- Requirement: Keep only the lines of the listing that include the word "text", and copy them.

========================================

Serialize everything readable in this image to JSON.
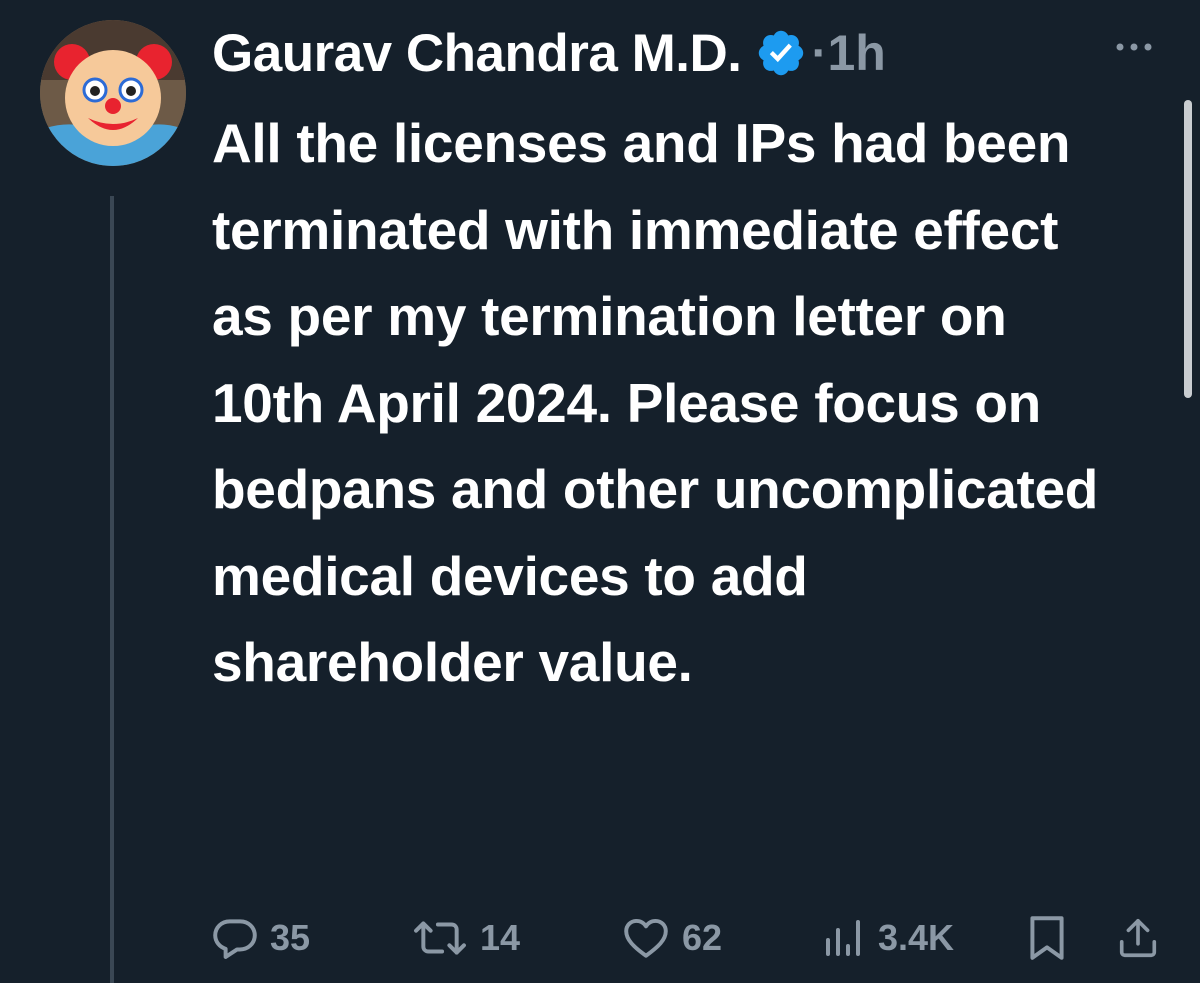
{
  "tweet": {
    "author_name": "Gaurav Chandra M.D.",
    "separator": "·",
    "timestamp": "1h",
    "text": "All the licenses and IPs had been terminated with immediate effect as per my termination letter on 10th April 2024. Please focus on bedpans and other uncomplicated medical devices to add shareholder value.",
    "avatar_icon": "clown-face-icon",
    "verified_icon": "verified-badge-icon",
    "more_icon": "more-options-icon"
  },
  "actions": {
    "replies": "35",
    "retweets": "14",
    "likes": "62",
    "views": "3.4K"
  },
  "colors": {
    "background": "#15202b",
    "text": "#ffffff",
    "secondary": "#8b98a5",
    "verified": "#1d9bf0"
  }
}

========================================

- Finished task:
    "text": "All the licenses and IPs had been terminated with immediate effect as per my termination letter on 10th April 2024. Please focus on bedpans and other uncomplicated medical devices to add shareholder value.",
    "text": "#ffffff",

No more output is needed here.